-- What the exercise asks --
Reproduce the entries exactly.

Page and application data records:
■ ■ ■ ■ ■
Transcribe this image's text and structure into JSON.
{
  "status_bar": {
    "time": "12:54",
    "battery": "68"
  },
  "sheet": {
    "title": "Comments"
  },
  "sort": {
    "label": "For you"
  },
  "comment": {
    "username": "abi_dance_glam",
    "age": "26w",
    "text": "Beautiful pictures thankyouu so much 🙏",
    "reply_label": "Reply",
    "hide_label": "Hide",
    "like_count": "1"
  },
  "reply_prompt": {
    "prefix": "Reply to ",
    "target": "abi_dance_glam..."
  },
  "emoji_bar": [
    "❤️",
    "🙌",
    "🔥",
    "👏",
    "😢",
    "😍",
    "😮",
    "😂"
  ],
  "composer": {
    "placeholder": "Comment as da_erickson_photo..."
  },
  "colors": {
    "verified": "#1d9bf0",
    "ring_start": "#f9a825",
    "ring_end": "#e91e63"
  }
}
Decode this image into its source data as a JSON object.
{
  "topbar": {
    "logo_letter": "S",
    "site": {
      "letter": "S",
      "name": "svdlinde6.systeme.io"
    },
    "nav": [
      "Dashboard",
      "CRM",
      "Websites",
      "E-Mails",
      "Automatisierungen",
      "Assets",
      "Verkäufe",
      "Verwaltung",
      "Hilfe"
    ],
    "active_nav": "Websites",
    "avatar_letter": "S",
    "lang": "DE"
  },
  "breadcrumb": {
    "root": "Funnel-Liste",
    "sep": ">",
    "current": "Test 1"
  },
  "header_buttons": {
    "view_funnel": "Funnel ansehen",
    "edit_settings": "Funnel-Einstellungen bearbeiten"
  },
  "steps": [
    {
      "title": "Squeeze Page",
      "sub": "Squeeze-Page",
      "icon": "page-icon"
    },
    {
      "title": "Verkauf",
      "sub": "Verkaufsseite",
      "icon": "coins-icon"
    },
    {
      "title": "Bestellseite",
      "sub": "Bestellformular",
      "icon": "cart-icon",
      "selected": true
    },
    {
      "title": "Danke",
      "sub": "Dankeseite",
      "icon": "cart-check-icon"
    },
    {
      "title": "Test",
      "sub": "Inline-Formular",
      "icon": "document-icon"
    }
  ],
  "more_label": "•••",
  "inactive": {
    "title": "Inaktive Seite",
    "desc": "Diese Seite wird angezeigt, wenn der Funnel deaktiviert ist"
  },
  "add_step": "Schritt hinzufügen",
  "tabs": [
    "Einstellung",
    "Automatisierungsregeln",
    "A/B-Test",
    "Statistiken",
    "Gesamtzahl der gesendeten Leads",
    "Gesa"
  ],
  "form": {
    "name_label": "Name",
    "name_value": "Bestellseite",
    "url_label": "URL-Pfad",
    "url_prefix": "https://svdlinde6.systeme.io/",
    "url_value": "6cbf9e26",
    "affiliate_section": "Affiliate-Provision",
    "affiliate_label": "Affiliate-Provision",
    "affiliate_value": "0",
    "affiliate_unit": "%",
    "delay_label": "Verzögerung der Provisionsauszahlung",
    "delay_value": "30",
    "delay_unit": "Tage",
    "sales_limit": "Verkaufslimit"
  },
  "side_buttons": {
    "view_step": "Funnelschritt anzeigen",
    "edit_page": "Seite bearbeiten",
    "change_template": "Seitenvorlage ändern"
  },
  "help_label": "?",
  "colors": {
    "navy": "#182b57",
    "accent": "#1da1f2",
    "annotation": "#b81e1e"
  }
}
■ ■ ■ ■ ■
-- Expected answer --
Transcribe this image's text and structure into JSON.
{
  "status_bar": {
    "time": "12:54",
    "battery": "68"
  },
  "sheet": {
    "title": "Comments"
  },
  "sort": {
    "label": "For you"
  },
  "comment": {
    "username": "abi_dance_glam",
    "age": "26w",
    "text": "Beautiful pictures thankyouu so much 🙏",
    "reply_label": "Reply",
    "hide_label": "Hide",
    "like_count": "1"
  },
  "reply_prompt": {
    "prefix": "Reply to ",
    "target": "abi_dance_glam..."
  },
  "emoji_bar": [
    "❤️",
    "🙌",
    "🔥",
    "👏",
    "😢",
    "😍",
    "😮",
    "😂"
  ],
  "composer": {
    "placeholder": "Comment as da_erickson_photo..."
  },
  "colors": {
    "verified": "#1d9bf0",
    "ring_start": "#f9a825",
    "ring_end": "#e91e63"
  }
}
Decode this image into its source data as a JSON object.
{
  "topbar": {
    "logo_letter": "S",
    "site": {
      "letter": "S",
      "name": "svdlinde6.systeme.io"
    },
    "nav": [
      "Dashboard",
      "CRM",
      "Websites",
      "E-Mails",
      "Automatisierungen",
      "Assets",
      "Verkäufe",
      "Verwaltung",
      "Hilfe"
    ],
    "active_nav": "Websites",
    "avatar_letter": "S",
    "lang": "DE"
  },
  "breadcrumb": {
    "root": "Funnel-Liste",
    "sep": ">",
    "current": "Test 1"
  },
  "header_buttons": {
    "view_funnel": "Funnel ansehen",
    "edit_settings": "Funnel-Einstellungen bearbeiten"
  },
  "steps": [
    {
      "title": "Squeeze Page",
      "sub": "Squeeze-Page",
      "icon": "page-icon"
    },
    {
      "title": "Verkauf",
      "sub": "Verkaufsseite",
      "icon": "coins-icon"
    },
    {
      "title": "Bestellseite",
      "sub": "Bestellformular",
      "icon": "cart-icon",
      "selected": true
    },
    {
      "title": "Danke",
      "sub": "Dankeseite",
      "icon": "cart-check-icon"
    },
    {
      "title": "Test",
      "sub": "Inline-Formular",
      "icon": "document-icon"
    }
  ],
  "more_label": "•••",
  "inactive": {
    "title": "Inaktive Seite",
    "desc": "Diese Seite wird angezeigt, wenn der Funnel deaktiviert ist"
  },
  "add_step": "Schritt hinzufügen",
  "tabs": [
    "Einstellung",
    "Automatisierungsregeln",
    "A/B-Test",
    "Statistiken",
    "Gesamtzahl der gesendeten Leads",
    "Gesa"
  ],
  "form": {
    "name_label": "Name",
    "name_value": "Bestellseite",
    "url_label": "URL-Pfad",
    "url_prefix": "https://svdlinde6.systeme.io/",
    "url_value": "6cbf9e26",
    "affiliate_section": "Affiliate-Provision",
    "affiliate_label": "Affiliate-Provision",
    "affiliate_value": "0",
    "affiliate_unit": "%",
    "delay_label": "Verzögerung der Provisionsauszahlung",
    "delay_value": "30",
    "delay_unit": "Tage",
    "sales_limit": "Verkaufslimit"
  },
  "side_buttons": {
    "view_step": "Funnelschritt anzeigen",
    "edit_page": "Seite bearbeiten",
    "change_template": "Seitenvorlage ändern"
  },
  "help_label": "?",
  "colors": {
    "navy": "#182b57",
    "accent": "#1da1f2",
    "annotation": "#b81e1e"
  }
}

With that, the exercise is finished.